On our first night in downtown Baltimore at the Inner Harbor Holiday Inn, we decided to eat at the hotel restaurant. Granted, it was just a Holiday Inn, not like we were expecting Michelin stars, but still. We discovered a gulf, comparable to the African Great Rift Valley, between the skills of the writer of the menu and those of the actual cook. He or she shall not be given the title of “chef.” Unless, instead of appearing on Iron Chef, perhaps the cook should be on the less popular version of the show, Queasy Chef.

The chicken and prosciutto cavatappi with smoked marinara Sandra and I shared was lovingly described on the menu. What we got was pasta that had apparently been simmering on the stovetop since about the time the Chinese invented noodles. One could have easily sucked the cavatappi through a straw. The chicken, on the other hand, was al dente, willing to put up a fight against being chewed. The “prosciutto” was, to all appearances, simply liberated from a prepackaged gas station ham sandwich. The smoked marinara was on a par with the orange chemical sauce one gets in a can of SpaghettiOs.

Under the circumstances, one could either get angry or be amused, and I kept tasting more of the stuff while giggling. That may have been helped by the couple of nice big glasses of Coppola Claret I had with the meal, the high point of the evening; it’s one of my favorites, and finding it on the wine list was a welcome surprise.

Ella didn’t like the cheese pizza she ordered. Come on, how bad does a cheese pizza have to be to be inedible to a ten-year-old? We got her some mac and cheese instead, and that was fine for her. The “crème anglaise” in her triple berry dessert, although she loved it, was Cool Whip, I’d bet my autographed picture of Malcolm McDowell on it.

We didn’t order a replacement for the cavatappi, because it seemed the odds were rather thin of getting anything remotely edible from the cook who had produced this culinary disaster, and at least we’d had a decent salad beforehand.
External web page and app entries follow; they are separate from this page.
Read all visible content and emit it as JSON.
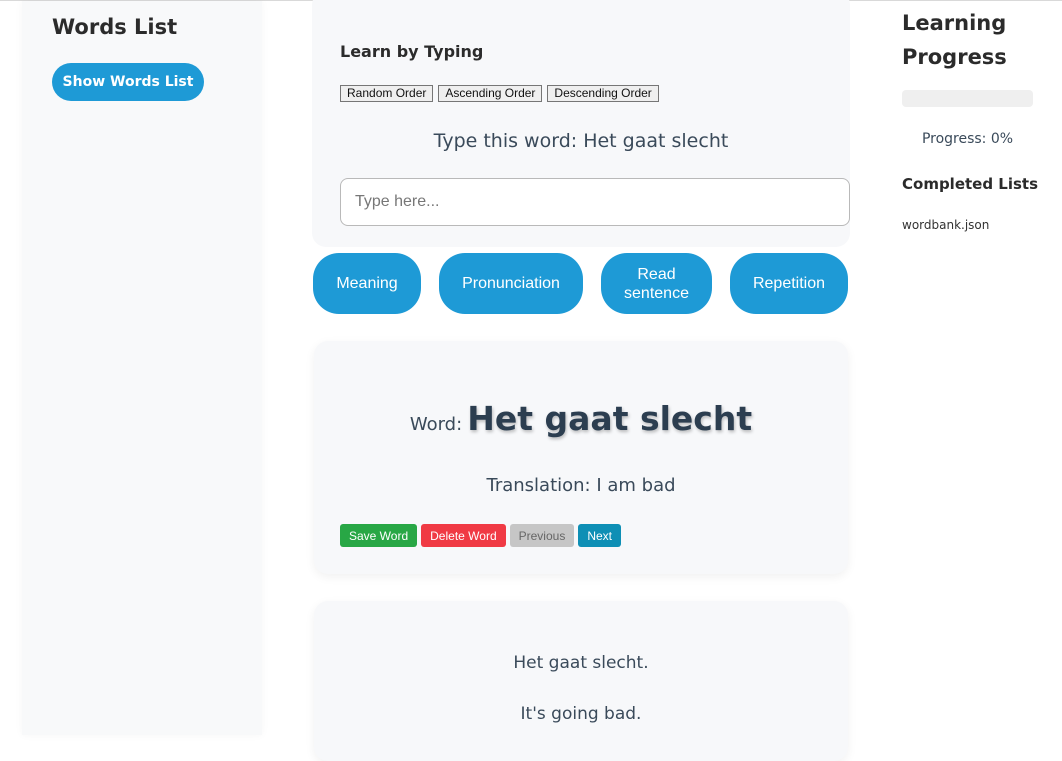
{
  "left_sidebar": {
    "title": "Words List",
    "show_button": "Show Words List"
  },
  "typing": {
    "title": "Learn by Typing",
    "order_buttons": [
      "Random Order",
      "Ascending Order",
      "Descending Order"
    ],
    "prompt": "Type this word: Het gaat slecht",
    "input_value": "",
    "input_placeholder": "Type here..."
  },
  "actions": [
    "Meaning",
    "Pronunciation",
    "Read sentence",
    "Repetition"
  ],
  "word_card": {
    "label": "Word:",
    "word": "Het gaat slecht",
    "translation": "Translation: I am bad",
    "buttons": {
      "save": "Save Word",
      "delete": "Delete Word",
      "previous": "Previous",
      "next": "Next"
    }
  },
  "sentence_card": {
    "sentence": "Het gaat slecht.",
    "translation": "It's going bad."
  },
  "right_panel": {
    "title": "Learning Progress",
    "progress_value": 0,
    "progress_text": "Progress: 0%",
    "completed_title": "Completed Lists",
    "completed_items": [
      "wordbank.json"
    ]
  },
  "colors": {
    "accent": "#1e9ad6",
    "save": "#28a745",
    "delete": "#f03a44",
    "previous": "#c6c6c6",
    "next": "#0e8fb5"
  }
}
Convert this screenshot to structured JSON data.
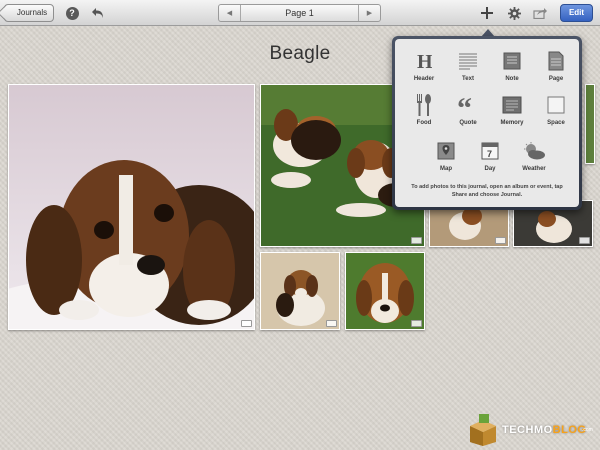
{
  "toolbar": {
    "back_label": "Journals",
    "help_icon": "question-circle-icon",
    "undo_icon": "undo-icon",
    "page_label": "Page 1",
    "prev_icon": "triangle-left-icon",
    "next_icon": "triangle-right-icon",
    "add_icon": "plus-icon",
    "settings_icon": "gear-icon",
    "share_icon": "share-icon",
    "edit_label": "Edit",
    "edit_color": "#3a66c6"
  },
  "journal": {
    "title": "Beagle"
  },
  "insert_menu": {
    "items": [
      {
        "label": "Header",
        "icon": "header-icon"
      },
      {
        "label": "Text",
        "icon": "text-icon"
      },
      {
        "label": "Note",
        "icon": "note-icon"
      },
      {
        "label": "Page",
        "icon": "page-icon"
      },
      {
        "label": "Food",
        "icon": "food-icon"
      },
      {
        "label": "Quote",
        "icon": "quote-icon"
      },
      {
        "label": "Memory",
        "icon": "memory-icon"
      },
      {
        "label": "Space",
        "icon": "space-icon"
      },
      {
        "label": "Map",
        "icon": "map-icon"
      },
      {
        "label": "Day",
        "icon": "calendar-icon"
      },
      {
        "label": "Weather",
        "icon": "weather-icon"
      }
    ],
    "hint": "To add photos to this journal, open an album or event, tap Share and choose Journal."
  },
  "watermark": {
    "brand_part1": "TECHMO",
    "brand_part2": "BLOG",
    "suffix": ".com"
  }
}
The whole thing reminded me of the Laurel and Hardy short where they had to make a meal for a killer, but had no real food, so they substituted look-alike ingredients: sponges for meatballs, string for spaghetti, and so on. Luckily, our lovely waitress, Olga from Russia (really, we asked) was very nice, and her catch phrase, a heavily accented “This is for you” whenever she brought something to the table, was endearing. We tipped her well and never went back.

Following that laughably mediocre food experience, the next night we wandered around Little Italy until we found Amiccis, where I had some great cheese tortellini with peas and ham, along with a glass of Cline Zinfandel, another personal fave. It’s rare for me to find wines I know and love on a restaurant menu, so two nights in a row was quite exciting, and paired with such delicious food after the prior misadventure, it was a fabulous evening.

But here’s the amusing foodie twist: at the table next to us a woman ordered the mussels. When the server came by after she’d finished the plate, she complained that there was something wrong with them. The server was understandably confused, since the woman had eaten the whole plate. Eventually a manager came out, and the woman continued to complain that the mussels were bad. Did I already mention she ate the whole freakin’ pile of the allegedly bad mussels? Finally she pulled the “I’ve been coming here for twenty years, and I can tell you the mussels have never been like that.” The manager finally oiled the squeaky wheel, offering her another entree on the house, and she demanded—wait for it—ANOTHER PLATE OF MUSSELS.

As Jim Morrison said, people are strange.

*Photo caption: Ella with the actual Star Trek canon aboard the U.S.S. Constellation in Baltimore’s Inner Harbor.

[Original versions posted on my defunct Live Journal, July 15 and 16, 2008.]


If you enjoyed this post, please consider dropping something in my tip jar on Ko-fi!

Leave a Reply

Fill in your details below or click an icon to log in:

WordPress.com Logo

You are commenting using your WordPress.com account. Log Out /  Change )

Google photo

You are commenting using your Google account. Log Out /  Change )

Twitter picture

You are commenting using your Twitter account. Log Out /  Change )

Facebook photo

You are commenting using your Facebook account. Log Out /  Change )

Connecting to %s